Sort by: Showing all of 6 Customer Reviews
  • Posted January 6, 2012

    Live To Read

    When James' father passes away, he is sent to live with his Uncle Anthony. Along the way, he sits on a train next to this beautiful girl he determines is someone he wants to date. When he finds her Winnie the Pooh book left behind, he knows he must return the book. His Uncle Anthony has a unique way of helping him deal with his "grief" and tasks him with a list of twelve to-dos. Anthony begins at the beginning and slowly makes his way through the list, some by accident and some by seeking the action or person out.



    James is an interesting character. He is sullen, stubborn, and determined. He is a bit blind when it comes to girls and has a very interesting social life while with his Uncle. His Uncle Anthony is a different character. He has some secrets that he reveals to James later on in the book that will give the reader that "Aha" moment. The other characters affect James and his development in the book, but do not feature majorly.



    The events were interesting, the concept was far from the typical. The reader will enjoy James' sarcastic, caustic nature and take on life. The ending is perfect, the reader will be happy he/she read the book. This book is recommended to young adult/teen readers.

    3 out of 3 people found this review helpful.

    Was this review helpful? Yes  No   Report this review
  • Posted September 6, 2014

    The idea of this book intrigued me, so I read the first few page

    The idea of this book intrigued me, so I read the first few pages available online. I know that might not be sufficient for some people to give up on a book, but it was enough to greatly disappoint me.

    Proimos attempts to write in present tense, but does not succeed. He randomly slips in past tense sentences in ways that are completely incorrect. Of course, here and there are sentences about the past, which does make sense. But there are also sentences such as "It was the look in her eye." Everything else during this exchange with James's mother happens in the present, and logically it should be "It is the look in her eye." I'm really shocked that no one picked up on the disaster that is Proimos's use of tense.

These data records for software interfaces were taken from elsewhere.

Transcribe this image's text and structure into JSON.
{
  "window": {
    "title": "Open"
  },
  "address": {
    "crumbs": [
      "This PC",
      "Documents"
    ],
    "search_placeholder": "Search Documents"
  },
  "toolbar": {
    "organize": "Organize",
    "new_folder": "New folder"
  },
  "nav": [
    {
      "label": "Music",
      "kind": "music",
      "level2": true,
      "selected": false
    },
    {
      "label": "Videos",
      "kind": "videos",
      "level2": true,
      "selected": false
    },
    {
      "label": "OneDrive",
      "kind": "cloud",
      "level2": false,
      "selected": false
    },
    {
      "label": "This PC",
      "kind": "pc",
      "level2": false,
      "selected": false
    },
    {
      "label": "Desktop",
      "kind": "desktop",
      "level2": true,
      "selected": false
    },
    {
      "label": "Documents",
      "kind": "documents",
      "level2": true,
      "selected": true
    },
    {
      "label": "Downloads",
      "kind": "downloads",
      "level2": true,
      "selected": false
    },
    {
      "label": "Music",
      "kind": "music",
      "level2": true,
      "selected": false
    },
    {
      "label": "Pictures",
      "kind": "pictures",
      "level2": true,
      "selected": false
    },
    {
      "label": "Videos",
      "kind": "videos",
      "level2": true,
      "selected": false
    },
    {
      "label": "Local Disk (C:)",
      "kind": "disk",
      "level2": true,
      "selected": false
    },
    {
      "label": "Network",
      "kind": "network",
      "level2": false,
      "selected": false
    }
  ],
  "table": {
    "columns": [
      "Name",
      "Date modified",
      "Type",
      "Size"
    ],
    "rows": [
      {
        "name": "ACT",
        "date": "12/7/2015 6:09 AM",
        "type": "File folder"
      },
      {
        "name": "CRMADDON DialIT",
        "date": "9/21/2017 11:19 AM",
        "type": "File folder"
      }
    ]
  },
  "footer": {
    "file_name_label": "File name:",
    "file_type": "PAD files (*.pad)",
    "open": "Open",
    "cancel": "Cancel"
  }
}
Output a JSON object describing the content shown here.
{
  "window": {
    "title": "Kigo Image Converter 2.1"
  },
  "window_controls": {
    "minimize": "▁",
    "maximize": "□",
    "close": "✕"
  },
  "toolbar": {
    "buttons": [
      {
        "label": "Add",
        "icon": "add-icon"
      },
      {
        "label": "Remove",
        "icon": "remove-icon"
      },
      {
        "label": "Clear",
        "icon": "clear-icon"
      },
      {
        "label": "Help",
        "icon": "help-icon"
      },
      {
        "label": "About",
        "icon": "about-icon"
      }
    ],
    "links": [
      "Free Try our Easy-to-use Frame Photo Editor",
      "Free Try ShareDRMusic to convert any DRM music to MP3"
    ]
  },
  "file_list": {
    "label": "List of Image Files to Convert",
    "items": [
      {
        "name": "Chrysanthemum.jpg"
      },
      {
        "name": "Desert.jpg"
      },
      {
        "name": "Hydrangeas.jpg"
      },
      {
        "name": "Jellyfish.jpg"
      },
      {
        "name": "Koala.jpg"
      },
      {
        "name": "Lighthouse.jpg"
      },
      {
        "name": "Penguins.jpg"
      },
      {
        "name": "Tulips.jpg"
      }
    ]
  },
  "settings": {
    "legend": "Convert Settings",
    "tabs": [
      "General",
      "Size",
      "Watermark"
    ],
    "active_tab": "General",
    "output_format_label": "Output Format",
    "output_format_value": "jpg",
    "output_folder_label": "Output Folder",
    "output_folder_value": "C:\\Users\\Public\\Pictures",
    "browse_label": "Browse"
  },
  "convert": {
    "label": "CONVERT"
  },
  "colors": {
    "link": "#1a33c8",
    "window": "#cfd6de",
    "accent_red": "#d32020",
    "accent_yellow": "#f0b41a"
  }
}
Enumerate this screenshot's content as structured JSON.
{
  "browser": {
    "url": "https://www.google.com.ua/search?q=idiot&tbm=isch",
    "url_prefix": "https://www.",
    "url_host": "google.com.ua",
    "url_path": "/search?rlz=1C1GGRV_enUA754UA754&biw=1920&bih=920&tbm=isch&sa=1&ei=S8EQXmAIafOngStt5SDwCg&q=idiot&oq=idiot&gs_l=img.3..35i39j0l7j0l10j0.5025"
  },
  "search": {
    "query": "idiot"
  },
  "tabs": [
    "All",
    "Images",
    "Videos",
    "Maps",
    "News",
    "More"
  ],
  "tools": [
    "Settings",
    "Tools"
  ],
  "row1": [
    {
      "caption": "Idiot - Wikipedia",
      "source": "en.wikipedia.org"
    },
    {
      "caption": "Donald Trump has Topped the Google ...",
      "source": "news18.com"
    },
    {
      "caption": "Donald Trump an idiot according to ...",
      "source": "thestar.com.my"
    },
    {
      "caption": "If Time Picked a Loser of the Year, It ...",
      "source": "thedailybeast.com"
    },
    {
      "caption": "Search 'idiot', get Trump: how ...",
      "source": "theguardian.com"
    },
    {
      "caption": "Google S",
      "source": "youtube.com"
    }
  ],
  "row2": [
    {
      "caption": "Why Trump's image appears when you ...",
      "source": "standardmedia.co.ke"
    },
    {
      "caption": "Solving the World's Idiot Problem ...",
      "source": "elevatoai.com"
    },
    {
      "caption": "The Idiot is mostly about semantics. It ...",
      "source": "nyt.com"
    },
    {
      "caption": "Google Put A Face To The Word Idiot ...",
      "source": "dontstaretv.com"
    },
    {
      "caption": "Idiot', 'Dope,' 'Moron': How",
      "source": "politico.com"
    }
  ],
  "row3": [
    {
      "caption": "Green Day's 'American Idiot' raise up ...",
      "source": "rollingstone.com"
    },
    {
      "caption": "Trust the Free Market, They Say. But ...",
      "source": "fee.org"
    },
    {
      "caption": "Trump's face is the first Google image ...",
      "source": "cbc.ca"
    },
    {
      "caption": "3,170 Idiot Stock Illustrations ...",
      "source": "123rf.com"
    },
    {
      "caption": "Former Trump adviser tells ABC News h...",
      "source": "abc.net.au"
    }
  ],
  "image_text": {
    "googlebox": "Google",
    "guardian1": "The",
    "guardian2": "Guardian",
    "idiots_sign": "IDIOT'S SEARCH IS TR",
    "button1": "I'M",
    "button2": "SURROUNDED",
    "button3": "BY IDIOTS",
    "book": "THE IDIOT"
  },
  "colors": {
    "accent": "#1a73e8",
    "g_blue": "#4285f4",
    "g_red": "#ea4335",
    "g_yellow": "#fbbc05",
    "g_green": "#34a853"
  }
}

    The actual story is alright. The moment where James calls his father an ass at his funeral should be shocking or dramatic, but it didn't do much for me. James's character is not very likeable. I think he is meant to be that "sarcastic and relatable, but also troubled" type that is way overused, but he comes off as rude and unrealistic. The plot of the "Beautiful and Unattainable Woman" is just creepy. The way he follows her off the station is creepy, the face that he calls her "Beautiful and Unattainable Woman" is creepy, and the way he acts like he deserves her, or at least a chance with her, is creepy. His description of her along with the nickname is dehumanizing and very sexist. In fact, up to this point in the novel, there have only been two female characters of importance, and they are both characterized as stereotypical female tropes. The mother is the saint. The "Beautiful and Unattainable Woman" is just that.

    The writing in this book, even overlooking the confused tenses, is not great. The plot is decent but the characterization is quite bad. I will not be buying "12 Things to Do Before You Crash and Burn" and I would not recommend it.

    Was this review helpful? Yes  No   Report this review
  • Anonymous

    Posted March 22, 2013

    Awesome book

    This book is an awesome book buy it now

    Was this review helpful? Yes  No   Report this review
  • Posted January 22, 2013

    this is a awsome book its so great i read 5 times actually i lov

    this is a awsome book its so great i read 5 times actually i love it so who ever is reading this plz read the book <3 genesis<3

    Was this review helpful? Yes  No   Report this review
  • Anonymous

    Posted April 7, 2012

    Hey

    This seems like a rly good booj... i read the sampl and i loveeee it... i will totally buy it someday.

    0 out of 2 people found this review helpful.

    Was this review helpful? Yes  No   Report this review
  • Anonymous

    Posted April 1, 2013

    No text was provided for this review.

Sort by: Showing all of 6 Customer Reviews

If you find inappropriate content, please report it to Barnes & Noble
Why is this product inappropriate?
Comments (optional)